DNA crime proposals come under fire

DNA strand
Image caption Currently police can only keep the DNA of those convicted in court

The head of the Scottish Human Rights Commission has criticised plans to keep the DNA of people who accept fixed penalty notices for more minor crimes.

About 50,000 notices were handed out by police in Scotland last year for offences such as breach of the peace and drinking in public.

Currently they can only keep the DNA of people who have a court conviction.

But under proposals MSPs will vote on next week, police could retain DNA from minor offences for up to two years.

The Scottish Human Rights Commission chairman, Professor Alan Miller, said the proposals were disproportionate and would likely be challenged in the courts.

He added: "Where serious crime is an issue - yes, DNA can be taken and can be retained and that is not a difficulty.

"Where we are not talking about a serious offence, but something really quite minor and trivial, then the balance shifts and this is going too far against the private rights of the individual."

MSPs are due to debate the measure in the Scottish Parliament on 30 June.

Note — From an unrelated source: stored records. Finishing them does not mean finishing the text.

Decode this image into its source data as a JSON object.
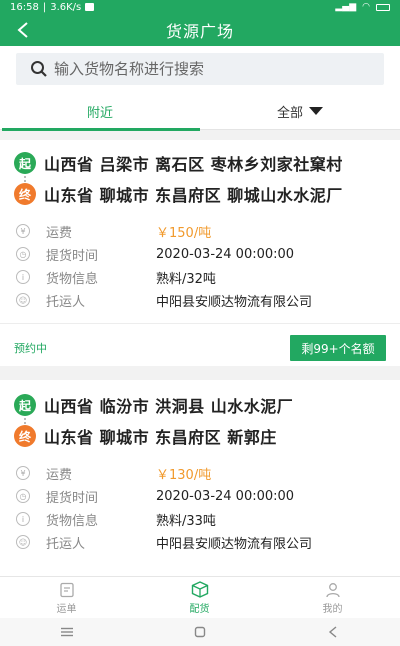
{
  "status_bar": {
    "time": "16:58",
    "speed": "3.6K/s"
  },
  "header": {
    "title": "货源广场"
  },
  "search": {
    "placeholder": "输入货物名称进行搜索"
  },
  "tabs": {
    "nearby": "附近",
    "all": "全部"
  },
  "cards": [
    {
      "start_badge": "起",
      "end_badge": "终",
      "origin": "山西省 吕梁市 离石区 枣林乡刘家社窠村",
      "destination": "山东省 聊城市 东昌府区 聊城山水水泥厂",
      "rows": [
        {
          "label": "运费",
          "value": "￥150/吨",
          "icon": "yen-icon"
        },
        {
          "label": "提货时间",
          "value": "2020-03-24 00:00:00",
          "icon": "clock-icon"
        },
        {
          "label": "货物信息",
          "value": "熟料/32吨",
          "icon": "info-icon"
        },
        {
          "label": "托运人",
          "value": "中阳县安顺达物流有限公司",
          "icon": "person-icon"
        }
      ],
      "status": "预约中",
      "quota": "剩99+个名额"
    },
    {
      "start_badge": "起",
      "end_badge": "终",
      "origin": "山西省 临汾市 洪洞县 山水水泥厂",
      "destination": "山东省 聊城市 东昌府区 新郭庄",
      "rows": [
        {
          "label": "运费",
          "value": "￥130/吨",
          "icon": "yen-icon"
        },
        {
          "label": "提货时间",
          "value": "2020-03-24 00:00:00",
          "icon": "clock-icon"
        },
        {
          "label": "货物信息",
          "value": "熟料/33吨",
          "icon": "info-icon"
        },
        {
          "label": "托运人",
          "value": "中阳县安顺达物流有限公司",
          "icon": "person-icon"
        }
      ]
    }
  ],
  "bottom_nav": [
    {
      "label": "运单",
      "icon": "document-icon"
    },
    {
      "label": "配货",
      "icon": "box-icon"
    },
    {
      "label": "我的",
      "icon": "user-icon"
    }
  ],
  "colors": {
    "accent": "#22a861",
    "price": "#f19a2d",
    "end_badge": "#f07a2c"
  }
}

More on this story

Related Internet links

The BBC is not responsible for the content of external Internet sites